Even Republicans – like House Speaker Paul Ryan, who is on the record on many occasions stating that “we should find a way to close the gun show loophole” – is now doing an about-face. His reaction to President Obama’s suggestion to close the loophole sounds, at least on its face, like a complete capitulation of his earlier position. Ryan accuses the president of “undermining liberty.”
If Ryan’s suggestion is that both branches of government should make a decision this monumental, then I say he’s right. We don’t want the president issuing this type of executive action, which smacks of one-sided bullying. But you know what else we don’t want? We don’t want a congress that agrees we have a gun violence problem in America, but doesn’t have the guts to do anything about it.
Frankly, we shouldn’t care who, what or how the gun violence epidemic in America is brought under control. We'd like it to be part of a bipartisan compromise hammered out by Democrats and Republicans alike from both chambers and both branches of government.

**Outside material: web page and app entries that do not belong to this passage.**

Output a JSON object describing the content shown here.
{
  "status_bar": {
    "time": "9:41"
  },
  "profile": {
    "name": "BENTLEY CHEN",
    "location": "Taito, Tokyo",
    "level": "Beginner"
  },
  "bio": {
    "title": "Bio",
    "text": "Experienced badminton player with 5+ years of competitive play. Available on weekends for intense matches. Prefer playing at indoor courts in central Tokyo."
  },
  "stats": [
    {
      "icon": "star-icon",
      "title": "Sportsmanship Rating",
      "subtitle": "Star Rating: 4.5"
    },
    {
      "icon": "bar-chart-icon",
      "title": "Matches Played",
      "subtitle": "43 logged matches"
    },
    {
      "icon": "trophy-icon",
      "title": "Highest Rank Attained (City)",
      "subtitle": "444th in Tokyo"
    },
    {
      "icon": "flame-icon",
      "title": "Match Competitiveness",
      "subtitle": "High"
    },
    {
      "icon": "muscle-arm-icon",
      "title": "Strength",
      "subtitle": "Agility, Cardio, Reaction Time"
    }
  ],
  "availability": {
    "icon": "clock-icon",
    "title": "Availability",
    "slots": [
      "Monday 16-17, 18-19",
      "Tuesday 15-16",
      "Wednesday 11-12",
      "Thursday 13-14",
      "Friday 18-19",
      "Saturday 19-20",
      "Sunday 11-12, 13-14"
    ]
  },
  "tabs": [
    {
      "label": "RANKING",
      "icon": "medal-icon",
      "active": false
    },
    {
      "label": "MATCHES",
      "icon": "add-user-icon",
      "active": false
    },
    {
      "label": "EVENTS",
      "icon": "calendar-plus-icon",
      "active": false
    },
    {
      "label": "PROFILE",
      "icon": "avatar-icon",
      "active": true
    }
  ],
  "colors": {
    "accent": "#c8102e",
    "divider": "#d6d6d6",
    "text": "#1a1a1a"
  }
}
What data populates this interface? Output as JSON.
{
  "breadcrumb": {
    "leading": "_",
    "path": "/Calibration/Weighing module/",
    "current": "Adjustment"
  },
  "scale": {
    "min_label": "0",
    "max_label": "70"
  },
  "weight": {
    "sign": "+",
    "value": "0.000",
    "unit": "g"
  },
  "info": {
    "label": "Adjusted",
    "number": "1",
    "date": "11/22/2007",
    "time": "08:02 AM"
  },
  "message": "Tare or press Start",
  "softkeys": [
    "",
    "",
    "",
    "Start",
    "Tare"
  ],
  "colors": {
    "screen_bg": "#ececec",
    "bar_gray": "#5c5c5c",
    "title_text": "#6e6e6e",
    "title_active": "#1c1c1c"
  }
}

However, short of that — like the Nike campaign says, “Just do it.”